The Government’s proposals could allow clearing of koala habitat that is currently protected by: : 

  • Preventing ‘core koala habitat’ from being identified as category 2-sensitive regulated land under the Local Land Services Act 2013 (LLS Act), meaning that ‘core koala habitat’ would be able to be cleared under the Land Management Code (whereas currently code-based clearing cannot be carried out in ‘core koala habitat identified in an approved KPoM’); 
  • Removing the prohibition on carrying out PNF in core koala habitat; and 
  • Removing requirements in Local Environment Plans for development consent for PNF. 

While the government has indicated that it intends to update the Land Management Code and PNF Code to strengthen protections for koalas, it is not yet known what changes will be made to effect this. There is a real risk that changes to these codes will further weaken protections for koalas. It is hard to see how the announced changes could provide ‘strengthened’ protection compared to the existing restrictions on code-based clearing and PNF in core koala habitat.  

It is also unclear if and how any proposed changes will respond to concerns about the regulation of land clearing raised by the NSW Audit Officei, the Natural Resources Commission and the official vegetation clearing figures published by the NSW Government, which all confirm a regulatory failure to achieve environmental outcomes and effectively administer the law. The amount of vegetation authorised to be cleared under the Land Management Code continues to exceed expectations. Latest figures published on 1 March 2021 show that a total of 441,066.28 ha has been certified for clearing pursuant to 60Y of the LLS Act since March 2018.ii This amount of clearing continues to exceed the ‘trigger’ for review of the codes, namely that clearing exceeds 20,000 hectares measured in any six-month period’. Despite the greatly increased clearing rates and exceedances, there has been no tightening of the Land Management Code since the Natural Resources Commission undertook its ‘trigger review’ in 2019.iii 

Further, in the wake of Australia’s 2019-2020 bushfires, the protection of critical unburnt habitat emerges as a priority for securing the future of many threatened species, sustaining important ecosystem services and helping impacted ecosystems and landscapes to recover.  The protection of unburnt koala habitat should be a priority of government, and additional measures must be put in place to prevent the clearing of critical, unburnt habitat. 

Opportunities to strengthen koala protections 

The proposed changes to the Land Management Code and PNF Code have not yet been made, so hopefully there will be opportunities to provide evidence-based feedback and make recommendations about any revisions. In particular: 

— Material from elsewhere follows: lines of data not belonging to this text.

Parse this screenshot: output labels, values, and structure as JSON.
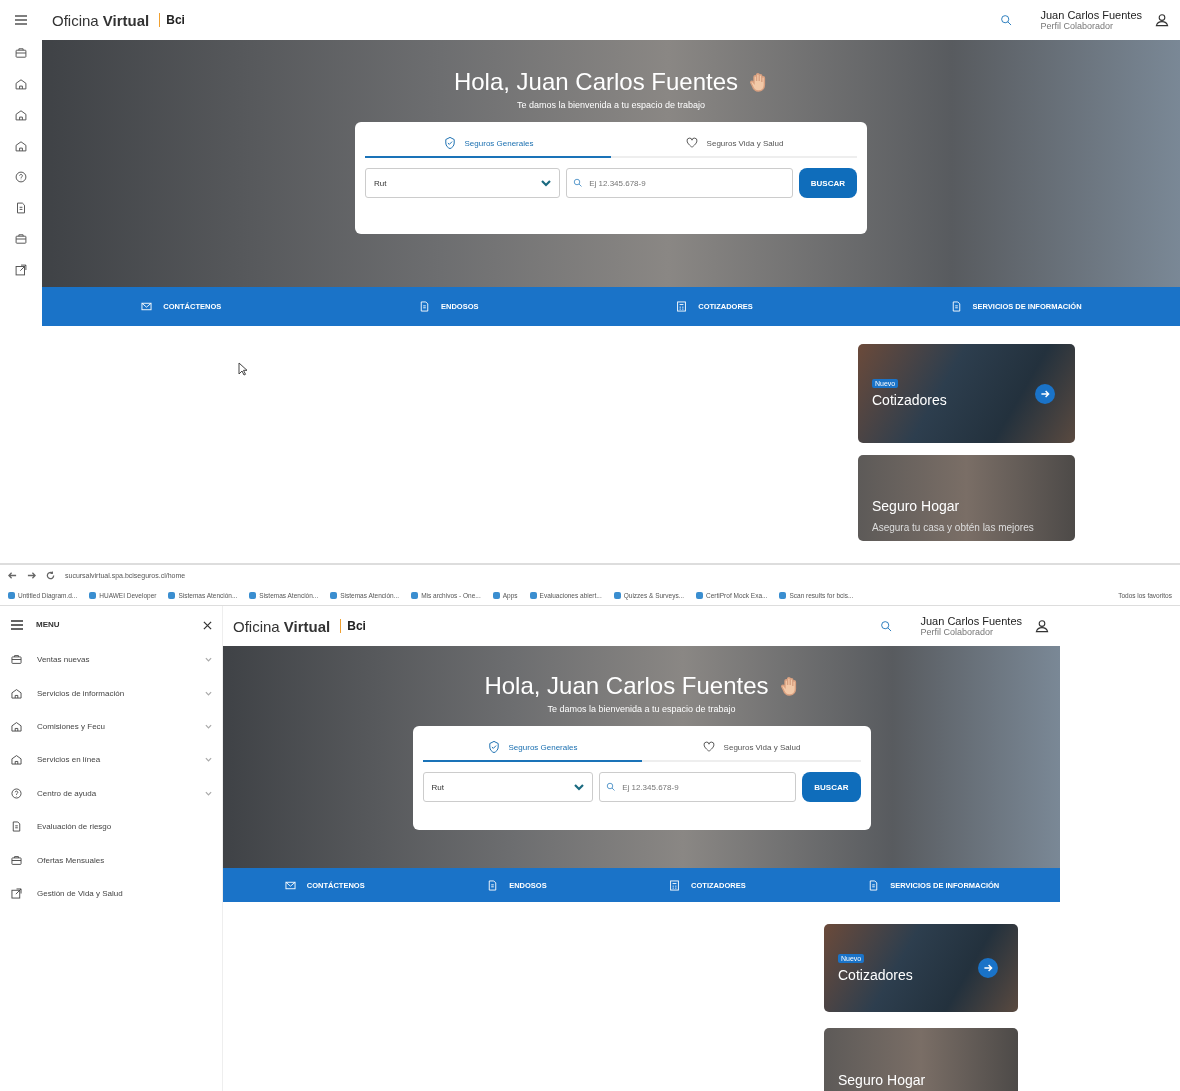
{
  "top_view": {
    "header": {
      "brand_light": "Oficina",
      "brand_bold": "Virtual",
      "logo": "Bci",
      "user_name": "Juan Carlos Fuentes",
      "user_role": "Perfil Colaborador"
    },
    "hero": {
      "greeting": "Hola, Juan Carlos Fuentes",
      "subtitle": "Te damos la bienvenida a tu espacio de trabajo"
    },
    "search": {
      "tabs": [
        {
          "label": "Seguros Generales",
          "selected": true
        },
        {
          "label": "Seguros Vida y Salud",
          "selected": false
        }
      ],
      "select_value": "Rut",
      "placeholder": "Ej 12.345.678-9",
      "button": "BUSCAR"
    },
    "quick_links": [
      {
        "label": "CONTÁCTENOS"
      },
      {
        "label": "ENDOSOS"
      },
      {
        "label": "COTIZADORES"
      },
      {
        "label": "SERVICIOS DE INFORMACIÓN"
      }
    ],
    "cards": [
      {
        "kind": "car",
        "badge": "Nuevo",
        "title": "Cotizadores"
      },
      {
        "kind": "people",
        "title": "Seguro Hogar",
        "description": "Asegura tu casa y obtén las mejores"
      }
    ]
  },
  "bottom_view": {
    "browser": {
      "url": "sucursalvirtual.spa.bciseguros.cl/home",
      "bookmarks": [
        "Untitled Diagram.d...",
        "HUAWEI Developer",
        "Sistemas Atención...",
        "Sistemas Atención...",
        "Sistemas Atención...",
        "Mis archivos - One...",
        "Apps",
        "Evaluaciones abiert...",
        "Quizzes & Surveys...",
        "CertiProf Mock Exa...",
        "Scan results for bcis..."
      ],
      "all_bookmarks": "Todos los favoritos"
    },
    "menu": {
      "title": "MENU",
      "items": [
        {
          "label": "Ventas nuevas",
          "expandable": true
        },
        {
          "label": "Servicios de información",
          "expandable": true
        },
        {
          "label": "Comisiones y Fecu",
          "expandable": true
        },
        {
          "label": "Servicios en línea",
          "expandable": true
        },
        {
          "label": "Centro de ayuda",
          "expandable": true
        },
        {
          "label": "Evaluación de riesgo",
          "expandable": false
        },
        {
          "label": "Ofertas Mensuales",
          "expandable": false
        },
        {
          "label": "Gestión de Vida y Salud",
          "expandable": false
        }
      ]
    },
    "header": {
      "brand_light": "Oficina",
      "brand_bold": "Virtual",
      "logo": "Bci",
      "user_name": "Juan Carlos Fuentes",
      "user_role": "Perfil Colaborador"
    },
    "hero": {
      "greeting": "Hola, Juan Carlos Fuentes",
      "subtitle": "Te damos la bienvenida a tu espacio de trabajo"
    },
    "search": {
      "tabs": [
        {
          "label": "Seguros Generales",
          "selected": true
        },
        {
          "label": "Seguros Vida y Salud",
          "selected": false
        }
      ],
      "select_value": "Rut",
      "placeholder": "Ej 12.345.678-9",
      "button": "BUSCAR"
    },
    "quick_links": [
      {
        "label": "CONTÁCTENOS"
      },
      {
        "label": "ENDOSOS"
      },
      {
        "label": "COTIZADORES"
      },
      {
        "label": "SERVICIOS DE INFORMACIÓN"
      }
    ],
    "cards": [
      {
        "kind": "car",
        "badge": "Nuevo",
        "title": "Cotizadores"
      },
      {
        "kind": "people",
        "title": "Seguro Hogar"
      }
    ]
  }
}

  • Amendments to the Land Management Code and PNF Code usually require community consultation, so there is likely to be an opportunity for the community to have a say on proposed changes. 
  • An inquiry into the Local Land Services Amendment (Miscellaneous) Bill 2020 is expected to deliver a short report on 8 April 2021 – it may provide useful interrogation of proposed changes.  
  • The Environment Minister has a key concurrence role in making and amending both the Land Management Code and PNF Code, and in that role should ensure that koala protections are strengthened to prevent koalas becoming extinct in NSW by 2050. 

EDO calls on the NSW government to clarify the process going forward and provide detail for public consultation on how the proposed changes will actually strengthen protections for koalas. 

The 2020 Final Report of the Upper House Inquiry into koala populations and habitat in New South Wales made it clear that there are significant deficiencies in NSW laws relating to the protection of koala populations and habitat. That Inquiry found that koala “will become extinct by 2050” if action is not taken to protect the species.iv Politicised negotiations on koala protection are not the way forward; it is unlikely that koalas will benefit from ad hoc, unjustified changes to land clearing and PNF rules.  

Key elements of the new SEPP framework for koala protection are outlined in the Department’s FAQs.